Take the 2-minute tour ×
Mathematics Stack Exchange is a question and answer site for people studying math at any level and professionals in related fields. It's 100% free, no registration required.

i am trying to solve following problems and please guys help me suppose that,there is given following equation $[f(x)]^2-[f(y)]^2$=$f(x+y) \cdot f(x-y)$ there was said that,it requires some knowledge of calculus,first of all i factor this equation as $(f(x)+f(y)) \cdot (f(x)-f(y))$=$f(x+y)\cdot f(x-y)$ so it means that

1.$f(x)+f(y)=f(x+y)$ 2.$f(x)-f(y)=f(x-y)$ so it means that $f(x)=a \cdot x$ right yes?where does it requires calculus?range of x,y are all real numbers

share|improve this question
    
$f \ast f \neq |f|^2$ –  plusepsilon.de Apr 13 '12 at 13:02
    
You could use "\cdot" instead of "$*$" –  Beni Bogosel Apr 13 '12 at 15:25
    
If two products are equal it doesn't mean the terms are equal. Your conclusions 1) and 2) are not right... –  N. S. Apr 19 '12 at 12:14

1 Answer 1

up vote 6 down vote accepted

That is called the Sine Functional Equation; for the beginning you may check this page. It mentions that $f(x)=kx$ satisfies this equation. And of course $\sin^2(x)-\sin^2(y)=\sin(x+y)\cdot \sin(x-y)$

share|improve this answer

Your Answer

 
discard

By posting your answer, you agree to the privacy policy and terms of service.

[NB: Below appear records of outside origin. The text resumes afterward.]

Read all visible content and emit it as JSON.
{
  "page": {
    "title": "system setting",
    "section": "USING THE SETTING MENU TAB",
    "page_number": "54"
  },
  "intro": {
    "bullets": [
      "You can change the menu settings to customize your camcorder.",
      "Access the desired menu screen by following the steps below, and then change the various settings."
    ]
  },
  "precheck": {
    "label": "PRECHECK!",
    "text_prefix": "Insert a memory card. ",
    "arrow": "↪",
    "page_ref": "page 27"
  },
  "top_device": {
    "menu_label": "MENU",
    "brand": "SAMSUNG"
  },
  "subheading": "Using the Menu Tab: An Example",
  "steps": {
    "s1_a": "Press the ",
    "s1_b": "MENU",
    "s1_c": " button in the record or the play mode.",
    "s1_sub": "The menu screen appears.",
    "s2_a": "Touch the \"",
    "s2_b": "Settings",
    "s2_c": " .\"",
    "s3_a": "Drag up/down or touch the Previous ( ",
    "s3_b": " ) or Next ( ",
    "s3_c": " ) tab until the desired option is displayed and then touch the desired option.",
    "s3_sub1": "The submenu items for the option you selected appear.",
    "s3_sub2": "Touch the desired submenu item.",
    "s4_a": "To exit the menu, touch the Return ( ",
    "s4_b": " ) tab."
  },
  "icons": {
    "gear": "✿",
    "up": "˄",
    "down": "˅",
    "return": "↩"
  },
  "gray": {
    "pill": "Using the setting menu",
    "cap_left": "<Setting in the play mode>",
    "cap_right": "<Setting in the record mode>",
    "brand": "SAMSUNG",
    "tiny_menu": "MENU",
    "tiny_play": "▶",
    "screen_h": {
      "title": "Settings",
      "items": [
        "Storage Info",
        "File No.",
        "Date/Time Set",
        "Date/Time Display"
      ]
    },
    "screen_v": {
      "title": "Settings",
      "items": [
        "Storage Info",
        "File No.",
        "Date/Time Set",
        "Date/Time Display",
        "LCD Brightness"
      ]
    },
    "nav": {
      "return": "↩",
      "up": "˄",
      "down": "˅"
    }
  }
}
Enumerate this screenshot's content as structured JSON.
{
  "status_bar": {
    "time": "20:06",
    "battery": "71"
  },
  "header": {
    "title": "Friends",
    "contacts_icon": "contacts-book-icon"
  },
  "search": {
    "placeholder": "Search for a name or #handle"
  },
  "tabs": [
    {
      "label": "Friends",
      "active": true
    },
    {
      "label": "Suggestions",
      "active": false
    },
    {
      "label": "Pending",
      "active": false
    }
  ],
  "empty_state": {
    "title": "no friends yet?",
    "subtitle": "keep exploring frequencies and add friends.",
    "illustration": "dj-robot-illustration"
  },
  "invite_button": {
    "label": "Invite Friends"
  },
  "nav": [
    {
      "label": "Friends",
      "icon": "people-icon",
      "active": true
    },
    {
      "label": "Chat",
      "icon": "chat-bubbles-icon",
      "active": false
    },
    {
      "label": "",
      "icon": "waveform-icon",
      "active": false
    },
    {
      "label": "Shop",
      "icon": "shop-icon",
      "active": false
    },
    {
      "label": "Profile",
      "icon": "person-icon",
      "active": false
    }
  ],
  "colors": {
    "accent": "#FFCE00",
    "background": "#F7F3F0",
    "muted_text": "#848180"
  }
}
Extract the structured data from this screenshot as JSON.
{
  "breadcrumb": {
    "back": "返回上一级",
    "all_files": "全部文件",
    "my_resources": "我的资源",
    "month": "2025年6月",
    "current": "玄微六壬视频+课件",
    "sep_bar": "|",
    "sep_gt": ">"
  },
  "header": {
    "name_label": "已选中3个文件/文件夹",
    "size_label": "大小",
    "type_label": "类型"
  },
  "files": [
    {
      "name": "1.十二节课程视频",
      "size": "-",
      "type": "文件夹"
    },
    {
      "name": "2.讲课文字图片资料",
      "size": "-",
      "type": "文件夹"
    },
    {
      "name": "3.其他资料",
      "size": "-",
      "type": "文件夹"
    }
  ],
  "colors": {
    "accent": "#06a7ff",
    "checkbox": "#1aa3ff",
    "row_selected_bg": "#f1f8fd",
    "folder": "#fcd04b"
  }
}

Not the answer you're looking for? Browse other questions tagged or ask your own question.